Let's hope schools throughout the state -- and the country, for that matter -- follow the lead that Robert C. Byrd High School has taken when it comes to security.
ANSER Analytic Services installed a biometric access control system for the school's mechanical room this week. Now, authorized personnel must not only swipe their identification badge, but scan either their palm or finger as well.
The installation is serving as a demonstration of biometrics' potential in enhancing school security. Such systems provide control over access, allow positive identification of individuals and provide a record of those entering and leaving schools.
According to Grant Norman, ANSER program manager, the technology -- a process of positive identification through the scanning of unique body characteristics such as fingerprints, eyes, voice patterns and more -- "raises security up a level."
Other security measures have some glitches.
Identification cards, for instance, can be lost and used by other, unauthorized individuals. Video cameras -- in order to be effective -- need to be installed throughout the entire school building. They would also need to be monitored in "real-time" by several school officials throughout the entire day -- an impractical and costly proposition.

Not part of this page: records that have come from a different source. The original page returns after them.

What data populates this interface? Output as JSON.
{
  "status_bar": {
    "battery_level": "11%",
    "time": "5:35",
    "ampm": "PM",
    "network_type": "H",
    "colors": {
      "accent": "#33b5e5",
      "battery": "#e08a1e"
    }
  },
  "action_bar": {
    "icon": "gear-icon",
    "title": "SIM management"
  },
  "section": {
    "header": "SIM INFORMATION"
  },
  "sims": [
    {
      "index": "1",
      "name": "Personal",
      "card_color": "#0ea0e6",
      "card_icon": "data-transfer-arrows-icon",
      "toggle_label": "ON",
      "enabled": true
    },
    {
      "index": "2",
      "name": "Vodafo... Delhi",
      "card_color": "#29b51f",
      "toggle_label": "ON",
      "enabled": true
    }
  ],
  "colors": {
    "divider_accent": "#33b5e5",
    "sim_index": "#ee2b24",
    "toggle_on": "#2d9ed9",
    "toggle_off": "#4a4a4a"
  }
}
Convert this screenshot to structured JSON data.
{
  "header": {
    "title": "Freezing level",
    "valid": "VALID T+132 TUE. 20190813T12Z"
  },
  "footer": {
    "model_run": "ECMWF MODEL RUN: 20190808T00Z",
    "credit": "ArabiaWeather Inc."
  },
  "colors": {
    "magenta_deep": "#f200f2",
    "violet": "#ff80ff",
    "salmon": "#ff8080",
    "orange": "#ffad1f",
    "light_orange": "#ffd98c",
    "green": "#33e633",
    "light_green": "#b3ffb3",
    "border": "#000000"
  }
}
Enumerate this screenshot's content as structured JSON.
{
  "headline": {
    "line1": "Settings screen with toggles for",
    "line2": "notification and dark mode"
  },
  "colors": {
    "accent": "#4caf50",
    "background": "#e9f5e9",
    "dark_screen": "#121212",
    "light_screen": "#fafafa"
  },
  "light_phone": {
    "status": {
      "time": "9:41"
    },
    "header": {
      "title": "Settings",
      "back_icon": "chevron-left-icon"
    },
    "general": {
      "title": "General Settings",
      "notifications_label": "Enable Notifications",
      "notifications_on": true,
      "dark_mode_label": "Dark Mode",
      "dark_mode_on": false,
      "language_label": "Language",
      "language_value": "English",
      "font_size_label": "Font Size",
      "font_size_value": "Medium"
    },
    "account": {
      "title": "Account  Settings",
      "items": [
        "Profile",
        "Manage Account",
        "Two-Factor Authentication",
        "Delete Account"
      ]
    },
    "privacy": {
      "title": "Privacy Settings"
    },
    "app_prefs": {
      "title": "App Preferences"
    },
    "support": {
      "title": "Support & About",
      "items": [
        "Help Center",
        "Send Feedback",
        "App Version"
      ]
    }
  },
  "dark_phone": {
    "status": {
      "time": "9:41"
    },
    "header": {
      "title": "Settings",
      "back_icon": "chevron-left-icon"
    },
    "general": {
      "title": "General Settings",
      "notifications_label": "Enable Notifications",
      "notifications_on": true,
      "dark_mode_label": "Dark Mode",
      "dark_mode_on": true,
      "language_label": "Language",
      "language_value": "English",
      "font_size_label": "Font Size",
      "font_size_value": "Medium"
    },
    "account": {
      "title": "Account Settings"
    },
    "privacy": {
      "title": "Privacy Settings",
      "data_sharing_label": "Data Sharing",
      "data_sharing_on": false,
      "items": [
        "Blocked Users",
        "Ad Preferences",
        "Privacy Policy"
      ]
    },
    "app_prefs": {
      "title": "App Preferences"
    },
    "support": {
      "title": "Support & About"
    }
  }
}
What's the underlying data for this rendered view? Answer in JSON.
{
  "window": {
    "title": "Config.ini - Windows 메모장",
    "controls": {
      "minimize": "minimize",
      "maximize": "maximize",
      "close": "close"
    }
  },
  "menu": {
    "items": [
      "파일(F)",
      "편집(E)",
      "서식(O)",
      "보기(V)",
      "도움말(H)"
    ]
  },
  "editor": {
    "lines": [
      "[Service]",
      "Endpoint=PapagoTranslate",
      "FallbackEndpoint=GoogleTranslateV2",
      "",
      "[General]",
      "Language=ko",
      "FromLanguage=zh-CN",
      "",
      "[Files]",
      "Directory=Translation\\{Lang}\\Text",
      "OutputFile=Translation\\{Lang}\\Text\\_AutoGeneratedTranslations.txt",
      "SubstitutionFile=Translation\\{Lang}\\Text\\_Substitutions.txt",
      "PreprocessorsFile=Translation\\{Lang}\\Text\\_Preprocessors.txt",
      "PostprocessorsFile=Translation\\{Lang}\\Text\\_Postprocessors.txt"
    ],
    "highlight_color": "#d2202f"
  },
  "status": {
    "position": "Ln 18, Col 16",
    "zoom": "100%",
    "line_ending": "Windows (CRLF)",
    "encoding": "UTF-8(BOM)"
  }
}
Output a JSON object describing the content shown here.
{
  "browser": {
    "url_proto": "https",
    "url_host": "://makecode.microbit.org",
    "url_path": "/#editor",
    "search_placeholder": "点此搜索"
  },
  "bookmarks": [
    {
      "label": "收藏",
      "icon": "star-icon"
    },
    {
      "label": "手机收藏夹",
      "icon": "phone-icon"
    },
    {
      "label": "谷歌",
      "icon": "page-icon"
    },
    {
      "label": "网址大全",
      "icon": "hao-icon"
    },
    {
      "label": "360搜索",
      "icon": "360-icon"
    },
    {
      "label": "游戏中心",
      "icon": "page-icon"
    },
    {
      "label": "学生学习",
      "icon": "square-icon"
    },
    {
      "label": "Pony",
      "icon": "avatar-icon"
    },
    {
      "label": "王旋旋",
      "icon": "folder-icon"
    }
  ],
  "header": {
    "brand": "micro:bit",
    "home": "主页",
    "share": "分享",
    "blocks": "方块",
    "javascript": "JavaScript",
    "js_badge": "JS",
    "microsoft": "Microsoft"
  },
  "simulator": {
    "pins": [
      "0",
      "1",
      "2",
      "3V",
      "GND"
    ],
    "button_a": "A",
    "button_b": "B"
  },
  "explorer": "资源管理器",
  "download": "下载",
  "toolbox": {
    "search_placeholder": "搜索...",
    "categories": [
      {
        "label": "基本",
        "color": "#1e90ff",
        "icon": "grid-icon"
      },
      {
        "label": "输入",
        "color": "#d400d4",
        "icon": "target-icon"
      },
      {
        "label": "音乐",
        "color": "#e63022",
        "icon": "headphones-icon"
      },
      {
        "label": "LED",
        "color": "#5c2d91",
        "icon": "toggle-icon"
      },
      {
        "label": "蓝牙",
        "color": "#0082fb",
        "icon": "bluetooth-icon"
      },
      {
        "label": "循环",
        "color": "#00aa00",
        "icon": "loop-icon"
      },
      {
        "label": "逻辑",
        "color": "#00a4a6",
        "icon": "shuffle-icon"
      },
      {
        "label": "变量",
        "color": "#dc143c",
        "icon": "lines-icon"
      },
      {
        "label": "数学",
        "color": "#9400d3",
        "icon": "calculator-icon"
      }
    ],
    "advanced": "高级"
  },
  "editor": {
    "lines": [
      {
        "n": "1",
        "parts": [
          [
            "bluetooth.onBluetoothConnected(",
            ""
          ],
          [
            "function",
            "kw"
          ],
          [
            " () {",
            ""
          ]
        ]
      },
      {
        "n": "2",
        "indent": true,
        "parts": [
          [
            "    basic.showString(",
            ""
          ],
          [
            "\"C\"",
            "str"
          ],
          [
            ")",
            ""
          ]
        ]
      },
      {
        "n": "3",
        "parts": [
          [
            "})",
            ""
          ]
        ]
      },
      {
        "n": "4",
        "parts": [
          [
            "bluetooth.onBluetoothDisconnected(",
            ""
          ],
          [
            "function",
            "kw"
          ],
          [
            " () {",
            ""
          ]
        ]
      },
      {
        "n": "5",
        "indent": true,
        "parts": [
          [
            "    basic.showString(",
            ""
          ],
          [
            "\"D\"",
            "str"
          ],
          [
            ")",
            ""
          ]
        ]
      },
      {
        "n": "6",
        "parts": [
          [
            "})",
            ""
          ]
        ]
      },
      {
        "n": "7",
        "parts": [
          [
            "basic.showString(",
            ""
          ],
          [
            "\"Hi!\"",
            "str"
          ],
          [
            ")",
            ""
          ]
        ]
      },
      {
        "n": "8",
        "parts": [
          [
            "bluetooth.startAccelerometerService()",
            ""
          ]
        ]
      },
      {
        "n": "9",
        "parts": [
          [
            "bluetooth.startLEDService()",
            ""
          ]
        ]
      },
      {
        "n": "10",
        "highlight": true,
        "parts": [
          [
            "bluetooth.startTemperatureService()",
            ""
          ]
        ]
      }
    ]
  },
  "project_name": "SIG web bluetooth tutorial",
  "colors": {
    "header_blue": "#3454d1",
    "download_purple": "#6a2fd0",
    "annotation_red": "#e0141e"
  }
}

Biometrics may not be an infallible security measure, but it appears to be the best we have today. It also appears to be cost-effective, with the palm-scanning equipment costing $1,200 and the fingerprint scan device priced at $700.
That seems a small price to pay to provide students, faculty and parents with the peace of mind they deserve.